## [Assignment]
State how many lines in the material hold the string "data"; nothing besides that number is expected.

## [The input]
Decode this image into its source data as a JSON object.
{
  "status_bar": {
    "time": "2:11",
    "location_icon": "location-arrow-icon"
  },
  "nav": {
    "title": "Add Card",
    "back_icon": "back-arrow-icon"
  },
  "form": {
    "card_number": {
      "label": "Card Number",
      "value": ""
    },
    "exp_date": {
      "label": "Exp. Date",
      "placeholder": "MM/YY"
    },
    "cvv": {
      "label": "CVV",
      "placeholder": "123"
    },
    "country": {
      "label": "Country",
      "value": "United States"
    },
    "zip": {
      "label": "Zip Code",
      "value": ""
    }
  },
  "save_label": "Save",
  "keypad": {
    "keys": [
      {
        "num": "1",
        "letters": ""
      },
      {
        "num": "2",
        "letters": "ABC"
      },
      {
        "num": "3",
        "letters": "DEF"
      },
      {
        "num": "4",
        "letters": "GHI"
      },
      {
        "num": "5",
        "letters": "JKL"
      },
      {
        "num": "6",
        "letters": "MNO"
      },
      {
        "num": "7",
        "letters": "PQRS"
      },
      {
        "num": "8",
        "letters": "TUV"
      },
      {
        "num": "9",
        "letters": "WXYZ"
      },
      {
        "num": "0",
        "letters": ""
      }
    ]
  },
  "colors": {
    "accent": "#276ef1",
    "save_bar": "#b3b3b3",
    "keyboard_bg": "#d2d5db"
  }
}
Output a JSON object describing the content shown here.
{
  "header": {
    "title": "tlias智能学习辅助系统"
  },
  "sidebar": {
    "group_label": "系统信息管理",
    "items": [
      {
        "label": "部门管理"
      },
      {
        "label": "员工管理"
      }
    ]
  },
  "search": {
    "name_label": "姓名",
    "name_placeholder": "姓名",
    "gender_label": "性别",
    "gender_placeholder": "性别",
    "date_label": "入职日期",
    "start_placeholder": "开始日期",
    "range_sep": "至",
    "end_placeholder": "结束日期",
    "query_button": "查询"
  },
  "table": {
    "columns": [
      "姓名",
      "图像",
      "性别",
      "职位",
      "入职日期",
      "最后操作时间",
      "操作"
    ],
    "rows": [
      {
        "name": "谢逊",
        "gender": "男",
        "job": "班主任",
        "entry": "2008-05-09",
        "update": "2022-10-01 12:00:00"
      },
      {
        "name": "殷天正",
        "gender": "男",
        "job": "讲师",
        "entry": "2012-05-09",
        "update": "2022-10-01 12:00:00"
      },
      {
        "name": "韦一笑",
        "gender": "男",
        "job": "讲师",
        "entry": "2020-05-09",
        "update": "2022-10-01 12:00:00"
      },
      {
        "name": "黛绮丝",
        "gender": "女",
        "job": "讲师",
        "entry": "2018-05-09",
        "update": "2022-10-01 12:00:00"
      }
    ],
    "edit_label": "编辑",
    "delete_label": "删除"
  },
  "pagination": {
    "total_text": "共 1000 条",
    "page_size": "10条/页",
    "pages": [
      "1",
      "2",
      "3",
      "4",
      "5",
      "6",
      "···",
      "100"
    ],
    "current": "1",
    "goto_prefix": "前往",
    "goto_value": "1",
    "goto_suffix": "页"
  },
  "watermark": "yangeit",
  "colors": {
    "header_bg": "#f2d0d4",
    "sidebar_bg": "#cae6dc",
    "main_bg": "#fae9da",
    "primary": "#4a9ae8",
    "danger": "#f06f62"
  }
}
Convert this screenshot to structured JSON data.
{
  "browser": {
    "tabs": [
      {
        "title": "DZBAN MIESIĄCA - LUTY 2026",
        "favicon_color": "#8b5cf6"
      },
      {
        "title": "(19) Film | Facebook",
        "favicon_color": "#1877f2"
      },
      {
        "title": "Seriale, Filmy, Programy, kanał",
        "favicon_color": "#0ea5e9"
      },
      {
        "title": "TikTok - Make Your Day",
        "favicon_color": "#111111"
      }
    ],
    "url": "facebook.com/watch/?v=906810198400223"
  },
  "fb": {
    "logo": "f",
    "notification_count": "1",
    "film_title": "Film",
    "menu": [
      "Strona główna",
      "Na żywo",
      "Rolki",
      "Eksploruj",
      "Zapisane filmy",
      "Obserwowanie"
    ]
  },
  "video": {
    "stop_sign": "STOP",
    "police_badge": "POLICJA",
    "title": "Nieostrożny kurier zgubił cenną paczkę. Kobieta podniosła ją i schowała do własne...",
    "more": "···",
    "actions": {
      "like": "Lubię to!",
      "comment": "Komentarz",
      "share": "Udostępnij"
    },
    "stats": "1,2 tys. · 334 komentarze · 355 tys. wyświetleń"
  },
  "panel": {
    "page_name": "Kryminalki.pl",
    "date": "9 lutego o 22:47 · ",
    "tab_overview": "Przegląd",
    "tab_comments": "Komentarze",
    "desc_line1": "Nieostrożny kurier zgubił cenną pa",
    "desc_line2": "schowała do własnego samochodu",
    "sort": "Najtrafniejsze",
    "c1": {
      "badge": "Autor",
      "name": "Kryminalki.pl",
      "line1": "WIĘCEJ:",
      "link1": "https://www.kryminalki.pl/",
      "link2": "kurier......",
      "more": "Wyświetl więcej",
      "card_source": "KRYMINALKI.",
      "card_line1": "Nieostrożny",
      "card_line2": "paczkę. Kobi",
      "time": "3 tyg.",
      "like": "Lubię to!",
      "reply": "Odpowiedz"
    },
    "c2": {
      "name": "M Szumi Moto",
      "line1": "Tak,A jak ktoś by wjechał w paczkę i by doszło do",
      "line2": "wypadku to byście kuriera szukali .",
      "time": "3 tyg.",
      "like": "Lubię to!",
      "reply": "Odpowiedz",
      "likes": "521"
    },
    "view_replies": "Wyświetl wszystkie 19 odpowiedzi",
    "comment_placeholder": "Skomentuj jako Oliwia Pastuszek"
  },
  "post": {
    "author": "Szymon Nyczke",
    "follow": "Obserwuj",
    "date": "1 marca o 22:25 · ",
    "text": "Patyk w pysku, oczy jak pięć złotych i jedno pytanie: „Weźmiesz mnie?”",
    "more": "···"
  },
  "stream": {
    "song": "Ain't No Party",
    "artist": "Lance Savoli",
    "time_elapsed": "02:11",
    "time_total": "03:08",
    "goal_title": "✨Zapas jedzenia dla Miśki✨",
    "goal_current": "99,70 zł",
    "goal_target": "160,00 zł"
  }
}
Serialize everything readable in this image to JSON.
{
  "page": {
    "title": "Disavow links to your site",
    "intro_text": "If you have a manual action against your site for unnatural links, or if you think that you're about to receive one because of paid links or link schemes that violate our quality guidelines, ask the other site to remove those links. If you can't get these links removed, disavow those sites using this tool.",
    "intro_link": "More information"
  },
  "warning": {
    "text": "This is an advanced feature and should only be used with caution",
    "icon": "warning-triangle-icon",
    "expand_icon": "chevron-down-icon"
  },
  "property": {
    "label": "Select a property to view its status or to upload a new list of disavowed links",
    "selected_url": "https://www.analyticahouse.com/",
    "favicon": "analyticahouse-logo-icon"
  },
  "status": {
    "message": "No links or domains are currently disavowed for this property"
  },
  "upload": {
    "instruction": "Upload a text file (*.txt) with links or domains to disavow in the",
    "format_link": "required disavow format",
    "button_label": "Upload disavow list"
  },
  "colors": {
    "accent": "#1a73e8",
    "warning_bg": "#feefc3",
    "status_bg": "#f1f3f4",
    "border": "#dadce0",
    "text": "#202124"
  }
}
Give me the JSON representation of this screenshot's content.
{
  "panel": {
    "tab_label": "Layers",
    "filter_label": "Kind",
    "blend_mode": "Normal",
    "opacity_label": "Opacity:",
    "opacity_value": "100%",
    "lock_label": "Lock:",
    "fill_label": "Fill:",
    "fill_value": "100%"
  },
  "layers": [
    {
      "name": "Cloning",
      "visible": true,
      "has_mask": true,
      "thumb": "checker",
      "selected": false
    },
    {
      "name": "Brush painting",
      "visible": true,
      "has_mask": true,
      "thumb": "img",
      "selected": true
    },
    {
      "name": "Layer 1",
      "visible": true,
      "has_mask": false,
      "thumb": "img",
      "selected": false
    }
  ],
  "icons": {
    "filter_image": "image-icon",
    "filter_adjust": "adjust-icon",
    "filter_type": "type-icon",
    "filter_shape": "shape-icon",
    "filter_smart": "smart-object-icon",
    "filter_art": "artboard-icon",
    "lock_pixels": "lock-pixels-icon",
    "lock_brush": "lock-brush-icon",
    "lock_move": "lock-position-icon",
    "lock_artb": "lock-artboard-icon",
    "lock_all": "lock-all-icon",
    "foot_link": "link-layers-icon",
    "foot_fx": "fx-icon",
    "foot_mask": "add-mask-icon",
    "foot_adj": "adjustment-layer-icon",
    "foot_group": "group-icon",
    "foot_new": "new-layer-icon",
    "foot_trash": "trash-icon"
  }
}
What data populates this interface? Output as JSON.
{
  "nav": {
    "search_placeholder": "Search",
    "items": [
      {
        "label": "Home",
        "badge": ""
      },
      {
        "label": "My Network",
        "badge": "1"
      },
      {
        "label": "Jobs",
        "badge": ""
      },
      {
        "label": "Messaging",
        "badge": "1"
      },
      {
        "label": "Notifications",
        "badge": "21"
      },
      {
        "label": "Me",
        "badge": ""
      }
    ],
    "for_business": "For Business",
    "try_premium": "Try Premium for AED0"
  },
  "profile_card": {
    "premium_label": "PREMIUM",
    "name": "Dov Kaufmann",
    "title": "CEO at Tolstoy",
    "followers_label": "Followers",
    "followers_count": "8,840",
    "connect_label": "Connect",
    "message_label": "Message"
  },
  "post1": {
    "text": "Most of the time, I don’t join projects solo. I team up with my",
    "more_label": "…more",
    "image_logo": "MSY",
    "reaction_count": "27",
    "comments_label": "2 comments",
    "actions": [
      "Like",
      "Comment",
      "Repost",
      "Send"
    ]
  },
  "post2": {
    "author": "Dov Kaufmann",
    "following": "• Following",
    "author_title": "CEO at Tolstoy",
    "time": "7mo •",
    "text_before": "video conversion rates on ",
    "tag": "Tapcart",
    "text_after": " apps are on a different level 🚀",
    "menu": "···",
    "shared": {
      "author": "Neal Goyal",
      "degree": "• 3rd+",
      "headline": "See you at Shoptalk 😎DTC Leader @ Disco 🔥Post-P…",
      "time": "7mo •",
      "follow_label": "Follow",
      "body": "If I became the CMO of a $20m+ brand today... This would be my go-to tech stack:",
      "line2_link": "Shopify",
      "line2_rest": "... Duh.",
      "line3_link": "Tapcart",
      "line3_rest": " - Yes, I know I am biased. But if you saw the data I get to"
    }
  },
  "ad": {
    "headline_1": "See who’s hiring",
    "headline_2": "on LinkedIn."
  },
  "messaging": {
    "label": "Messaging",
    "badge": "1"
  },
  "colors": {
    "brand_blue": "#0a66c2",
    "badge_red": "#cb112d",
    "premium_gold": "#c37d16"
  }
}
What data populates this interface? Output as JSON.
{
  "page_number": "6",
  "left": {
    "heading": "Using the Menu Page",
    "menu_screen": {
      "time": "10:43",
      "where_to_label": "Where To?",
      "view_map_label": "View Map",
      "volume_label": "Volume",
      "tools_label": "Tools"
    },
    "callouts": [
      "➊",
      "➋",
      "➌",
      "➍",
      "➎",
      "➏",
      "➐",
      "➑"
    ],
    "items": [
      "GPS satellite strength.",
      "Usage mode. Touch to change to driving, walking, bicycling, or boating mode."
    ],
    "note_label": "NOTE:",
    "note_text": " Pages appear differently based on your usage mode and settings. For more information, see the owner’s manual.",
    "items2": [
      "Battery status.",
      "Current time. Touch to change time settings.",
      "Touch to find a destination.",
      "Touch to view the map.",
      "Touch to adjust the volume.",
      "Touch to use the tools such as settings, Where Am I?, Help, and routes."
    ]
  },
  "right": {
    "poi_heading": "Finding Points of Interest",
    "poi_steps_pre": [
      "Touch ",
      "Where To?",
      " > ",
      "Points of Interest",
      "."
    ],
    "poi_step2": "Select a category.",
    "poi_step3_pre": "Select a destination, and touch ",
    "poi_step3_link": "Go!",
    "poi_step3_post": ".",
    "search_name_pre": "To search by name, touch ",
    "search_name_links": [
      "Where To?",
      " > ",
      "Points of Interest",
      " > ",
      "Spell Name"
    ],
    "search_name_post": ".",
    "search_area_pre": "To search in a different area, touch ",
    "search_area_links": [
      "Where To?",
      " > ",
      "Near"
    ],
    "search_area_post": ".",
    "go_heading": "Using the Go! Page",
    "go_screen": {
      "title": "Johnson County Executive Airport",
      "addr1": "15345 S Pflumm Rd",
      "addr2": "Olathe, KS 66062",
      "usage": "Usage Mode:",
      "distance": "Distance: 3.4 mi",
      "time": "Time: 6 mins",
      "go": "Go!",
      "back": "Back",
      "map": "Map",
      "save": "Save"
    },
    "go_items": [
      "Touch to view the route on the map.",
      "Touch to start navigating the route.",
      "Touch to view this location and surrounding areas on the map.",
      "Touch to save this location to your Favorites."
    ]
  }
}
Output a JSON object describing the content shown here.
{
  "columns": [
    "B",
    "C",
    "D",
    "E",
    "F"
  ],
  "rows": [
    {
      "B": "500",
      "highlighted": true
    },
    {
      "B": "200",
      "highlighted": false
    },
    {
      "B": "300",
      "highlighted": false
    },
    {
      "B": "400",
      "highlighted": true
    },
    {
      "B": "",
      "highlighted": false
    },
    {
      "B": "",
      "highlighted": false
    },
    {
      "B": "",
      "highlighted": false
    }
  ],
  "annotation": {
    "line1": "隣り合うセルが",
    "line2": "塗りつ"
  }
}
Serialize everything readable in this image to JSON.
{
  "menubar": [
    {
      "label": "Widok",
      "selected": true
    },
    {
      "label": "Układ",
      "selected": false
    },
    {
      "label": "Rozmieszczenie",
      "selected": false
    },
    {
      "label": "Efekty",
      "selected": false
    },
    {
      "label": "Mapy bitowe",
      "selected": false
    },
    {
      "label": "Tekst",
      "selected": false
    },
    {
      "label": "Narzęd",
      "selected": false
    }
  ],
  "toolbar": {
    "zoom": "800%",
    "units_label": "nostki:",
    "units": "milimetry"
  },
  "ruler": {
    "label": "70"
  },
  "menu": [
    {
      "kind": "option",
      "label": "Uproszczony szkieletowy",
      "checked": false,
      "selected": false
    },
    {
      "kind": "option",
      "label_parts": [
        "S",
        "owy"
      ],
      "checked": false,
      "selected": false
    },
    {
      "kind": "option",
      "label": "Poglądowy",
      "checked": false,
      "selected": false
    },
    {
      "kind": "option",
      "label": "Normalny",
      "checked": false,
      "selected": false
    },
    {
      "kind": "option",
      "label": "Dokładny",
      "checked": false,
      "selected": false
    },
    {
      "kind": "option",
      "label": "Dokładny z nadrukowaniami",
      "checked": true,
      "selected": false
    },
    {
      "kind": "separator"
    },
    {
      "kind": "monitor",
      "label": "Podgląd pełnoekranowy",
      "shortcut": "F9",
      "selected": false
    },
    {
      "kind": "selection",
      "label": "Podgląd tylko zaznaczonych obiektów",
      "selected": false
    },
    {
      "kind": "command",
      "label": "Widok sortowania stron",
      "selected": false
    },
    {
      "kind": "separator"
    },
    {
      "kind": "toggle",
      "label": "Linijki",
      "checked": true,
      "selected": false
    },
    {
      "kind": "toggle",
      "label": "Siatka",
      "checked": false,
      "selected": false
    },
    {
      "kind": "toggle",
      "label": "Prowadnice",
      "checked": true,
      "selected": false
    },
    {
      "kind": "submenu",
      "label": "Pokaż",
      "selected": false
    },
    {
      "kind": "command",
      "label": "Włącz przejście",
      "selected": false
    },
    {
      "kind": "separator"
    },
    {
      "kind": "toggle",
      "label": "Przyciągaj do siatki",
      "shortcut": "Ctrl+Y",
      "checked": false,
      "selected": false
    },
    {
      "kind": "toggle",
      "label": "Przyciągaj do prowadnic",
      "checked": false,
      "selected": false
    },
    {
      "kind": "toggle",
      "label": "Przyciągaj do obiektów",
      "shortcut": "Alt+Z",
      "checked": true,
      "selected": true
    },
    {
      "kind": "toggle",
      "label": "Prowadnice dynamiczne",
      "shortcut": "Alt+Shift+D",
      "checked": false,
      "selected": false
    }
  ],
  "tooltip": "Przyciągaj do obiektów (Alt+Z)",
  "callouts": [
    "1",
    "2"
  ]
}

## [Written answer]
5